American Marketer


Branded Instagram video engagement beats out YouTube, Facebook: L2

July 7, 2017

Video marketing performs surprisingly well on Instagram for brands.


While video marketing continues to thrive on YouTube and Facebook, Instagram has emerged as a surprisingly strong platform for film-based consumer engagement.

Facebook and YouTube both routinely see more brand engagement in general, but according to recent findings from L2, Instagram actually outperforms both when it comes to video views between customers and brands. Luxury brands in particular can use this information to their advantage and plan their video budgets around the highly engaged Instagram audience.

"Social platforms have emerged as a vital component of a strong digital video strategy," said Mike Froggatt, director of intelligence research at L2, New York.

"Despite the fact that a slim majority of brands deploy on all four major video platforms, best-in-class brands are aware that each platform has a distinct value proposition and a different path to success," he said. "Content must be created and deployed on a campaign and platform-specific basis."

Video marketing
Video marketing is huge in the retail industry, and particularly for luxury brands, which offer highly aspirational content.

This makes video a perfect medium for luxury brands as they can showcase their products in motion and in the context of a luxury lifestyle.

YouTube is understandably a major player in this area, offering high organic view rates across retail sectors.

Luxury brands are one of the top organic view performers on YouTube at 17 percent. In comparison, activewear has the highest organic view rate at 24 percent.

Brands such as Chanel get a lot of mileage out of Instagram videos. Image credit: Chanel

However, video engagement on YouTube for brands is at just 0.3 percent. Facebook performs only slightly better in this regard at 1.5 percent.

Surprisingly, both platforms are far surpassed by Instagram in terms of garnering brand engagement on video content. Instagram boasts an impressive 16 percent video engagement rate for brands.

Brands can also make use of television advertising as a way of driving up digital video interaction as well. L2 points out Nike’s February 2017 Equality campaign as a good example, after it ran on TV and received 57 percent organic view rate on social media and 4 million organic views on Facebook.

Similarly, Ford Motor Company’s Lincoln has exhibited how television spots during major events are still extremely powerful with a 28 percent increase in interest on a vehicle during Grammy positioning.

Lincoln Continental’s share of interest among midsize luxury sedans grew 24 percent on the day of the Grammys, during which its spot aired. The new campaign features a performance from blues musician Gary Clark Jr, fitting with the theme of the musical awards show (see story).

Instagram engagement
Video marketing is a vast and powerful tool for brands of all kinds.

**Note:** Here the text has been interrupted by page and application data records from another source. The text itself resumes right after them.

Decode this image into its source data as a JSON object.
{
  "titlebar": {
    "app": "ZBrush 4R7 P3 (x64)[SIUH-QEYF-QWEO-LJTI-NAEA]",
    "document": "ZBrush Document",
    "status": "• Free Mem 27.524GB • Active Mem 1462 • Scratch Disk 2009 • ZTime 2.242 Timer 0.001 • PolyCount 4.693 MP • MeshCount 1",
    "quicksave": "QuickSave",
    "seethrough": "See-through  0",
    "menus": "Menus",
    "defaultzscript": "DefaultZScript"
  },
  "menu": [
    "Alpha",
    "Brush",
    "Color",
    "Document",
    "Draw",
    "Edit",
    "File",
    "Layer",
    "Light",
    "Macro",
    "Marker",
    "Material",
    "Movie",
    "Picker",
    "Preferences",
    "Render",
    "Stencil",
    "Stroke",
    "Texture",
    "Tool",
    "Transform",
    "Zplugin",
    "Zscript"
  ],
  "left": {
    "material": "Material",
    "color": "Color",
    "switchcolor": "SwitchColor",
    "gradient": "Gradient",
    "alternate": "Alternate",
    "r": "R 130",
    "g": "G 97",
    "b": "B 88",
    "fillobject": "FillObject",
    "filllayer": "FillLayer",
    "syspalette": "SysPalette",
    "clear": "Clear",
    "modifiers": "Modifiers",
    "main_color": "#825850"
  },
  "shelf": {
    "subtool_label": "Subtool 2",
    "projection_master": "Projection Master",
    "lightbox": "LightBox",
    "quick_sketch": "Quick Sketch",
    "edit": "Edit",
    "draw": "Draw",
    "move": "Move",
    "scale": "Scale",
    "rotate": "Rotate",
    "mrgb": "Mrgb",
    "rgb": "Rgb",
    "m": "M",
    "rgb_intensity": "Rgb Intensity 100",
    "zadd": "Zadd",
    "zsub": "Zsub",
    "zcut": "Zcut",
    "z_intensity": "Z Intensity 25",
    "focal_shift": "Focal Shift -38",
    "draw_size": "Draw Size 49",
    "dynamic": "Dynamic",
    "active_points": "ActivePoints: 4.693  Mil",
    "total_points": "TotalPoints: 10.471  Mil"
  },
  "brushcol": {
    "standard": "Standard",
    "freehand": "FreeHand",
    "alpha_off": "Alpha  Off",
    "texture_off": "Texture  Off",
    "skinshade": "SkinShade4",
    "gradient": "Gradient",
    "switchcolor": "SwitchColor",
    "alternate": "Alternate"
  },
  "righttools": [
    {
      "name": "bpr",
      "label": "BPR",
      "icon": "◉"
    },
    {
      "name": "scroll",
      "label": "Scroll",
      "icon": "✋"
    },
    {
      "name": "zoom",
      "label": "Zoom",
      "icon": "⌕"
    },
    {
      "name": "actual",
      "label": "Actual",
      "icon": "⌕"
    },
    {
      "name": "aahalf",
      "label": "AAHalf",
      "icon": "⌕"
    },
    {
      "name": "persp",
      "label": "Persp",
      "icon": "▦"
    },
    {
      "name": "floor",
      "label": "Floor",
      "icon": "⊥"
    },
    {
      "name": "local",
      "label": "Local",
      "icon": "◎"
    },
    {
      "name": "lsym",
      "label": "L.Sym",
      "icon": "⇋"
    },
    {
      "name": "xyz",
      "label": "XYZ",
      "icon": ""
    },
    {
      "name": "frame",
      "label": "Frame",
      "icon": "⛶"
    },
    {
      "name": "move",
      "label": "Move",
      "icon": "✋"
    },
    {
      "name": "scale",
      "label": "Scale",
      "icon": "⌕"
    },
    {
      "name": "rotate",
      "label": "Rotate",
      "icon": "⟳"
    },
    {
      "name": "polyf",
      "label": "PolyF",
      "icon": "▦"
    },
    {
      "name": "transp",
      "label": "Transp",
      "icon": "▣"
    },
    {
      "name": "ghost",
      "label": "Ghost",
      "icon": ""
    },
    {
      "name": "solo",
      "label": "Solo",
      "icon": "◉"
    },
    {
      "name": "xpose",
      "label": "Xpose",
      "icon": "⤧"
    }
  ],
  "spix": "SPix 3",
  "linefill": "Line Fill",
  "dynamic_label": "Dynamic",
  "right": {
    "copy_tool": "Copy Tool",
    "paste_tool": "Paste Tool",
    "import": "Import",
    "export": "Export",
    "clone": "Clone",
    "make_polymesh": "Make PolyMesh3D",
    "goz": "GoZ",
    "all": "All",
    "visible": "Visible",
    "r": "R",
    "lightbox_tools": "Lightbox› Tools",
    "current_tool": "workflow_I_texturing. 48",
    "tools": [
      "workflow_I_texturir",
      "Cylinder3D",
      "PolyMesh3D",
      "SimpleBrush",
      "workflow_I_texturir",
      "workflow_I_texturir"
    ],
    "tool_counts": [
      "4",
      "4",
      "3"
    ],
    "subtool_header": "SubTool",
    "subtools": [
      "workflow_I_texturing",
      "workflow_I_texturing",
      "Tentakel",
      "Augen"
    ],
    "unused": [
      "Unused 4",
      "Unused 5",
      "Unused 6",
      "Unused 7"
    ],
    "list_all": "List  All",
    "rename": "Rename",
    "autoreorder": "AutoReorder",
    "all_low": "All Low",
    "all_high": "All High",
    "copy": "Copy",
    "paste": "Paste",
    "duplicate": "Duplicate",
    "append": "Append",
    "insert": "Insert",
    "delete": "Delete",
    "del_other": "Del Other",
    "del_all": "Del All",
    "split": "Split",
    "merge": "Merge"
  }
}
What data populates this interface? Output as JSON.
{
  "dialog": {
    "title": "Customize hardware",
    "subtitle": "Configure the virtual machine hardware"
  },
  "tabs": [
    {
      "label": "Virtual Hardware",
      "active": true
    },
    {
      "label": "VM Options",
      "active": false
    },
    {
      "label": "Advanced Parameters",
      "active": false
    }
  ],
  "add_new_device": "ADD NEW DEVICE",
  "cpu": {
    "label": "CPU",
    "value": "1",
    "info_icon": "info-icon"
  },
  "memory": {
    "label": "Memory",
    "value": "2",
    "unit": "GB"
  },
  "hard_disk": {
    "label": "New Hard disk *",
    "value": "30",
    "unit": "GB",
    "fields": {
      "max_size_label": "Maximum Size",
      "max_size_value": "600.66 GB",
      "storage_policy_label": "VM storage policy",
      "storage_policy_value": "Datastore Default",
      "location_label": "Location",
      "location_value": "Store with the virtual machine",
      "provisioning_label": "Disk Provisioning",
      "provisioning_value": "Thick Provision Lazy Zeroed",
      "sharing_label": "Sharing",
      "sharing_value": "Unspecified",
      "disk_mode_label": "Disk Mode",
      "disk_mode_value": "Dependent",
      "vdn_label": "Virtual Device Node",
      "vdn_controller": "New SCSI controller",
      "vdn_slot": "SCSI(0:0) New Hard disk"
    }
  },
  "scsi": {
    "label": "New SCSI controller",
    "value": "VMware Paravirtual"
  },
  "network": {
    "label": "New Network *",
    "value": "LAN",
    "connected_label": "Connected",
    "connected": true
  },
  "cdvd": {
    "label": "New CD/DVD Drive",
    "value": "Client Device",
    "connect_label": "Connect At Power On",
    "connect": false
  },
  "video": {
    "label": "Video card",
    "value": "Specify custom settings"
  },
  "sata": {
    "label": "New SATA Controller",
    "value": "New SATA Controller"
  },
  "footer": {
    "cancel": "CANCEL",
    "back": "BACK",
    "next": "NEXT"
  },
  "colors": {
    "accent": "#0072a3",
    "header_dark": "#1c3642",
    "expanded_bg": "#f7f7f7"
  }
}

As consumers become increasingly tuned into conversations across channels, short and viral social videos serve as an excellent way to get brand messaging across multiple devices.

Despite being one of the most popular advertising mediums in the world, retailers and brands routinely miss the mark on YouTube advertising, leaving large swaths of potential audience neglected.

The average retail view rate for YouTube ads is 76 percent lower than the average for all industries, signifying that retailers have a lot of work to do to catch up to other sectors when it comes to targeting customers through the video platform. This data comes from Strike Social, which examined a year’s worth of YouTube campaigns from across 25 industries (see story).

Young people are the most valuable video consumers. Image credit: Strike Social

In terms of channels, brands should be aware that streaming devices are gaining traction against traditional mobile and desktop video viewing. Consumers, for the first time, are moving more toward connected devices such as Chromecasts or Roku, and moving slightly away from mobile in turn.

Mobile dropped below 50 percent for the first time in two years and is now resting at 46 percent share of all video viewing. Meanwhile, connected devices rose to 32 percent from 20 percent two years ago.

Furthermore, mobile is still overwhelmingly the dominant video viewing device due to how it has overshadowed other forms of digital consumption (see story).

"Leader brands are working to ensure that their video assets are optimized across channels and ultimately promote sales," said Evan Bakker, senior research associate at L2, New York.

"While social media operates primarily as a top-of-funnel awareness driver, linking video content on these platforms to ecommerce enabled brand sites or retail partners can help brands guide browsers closer to purchase," he said.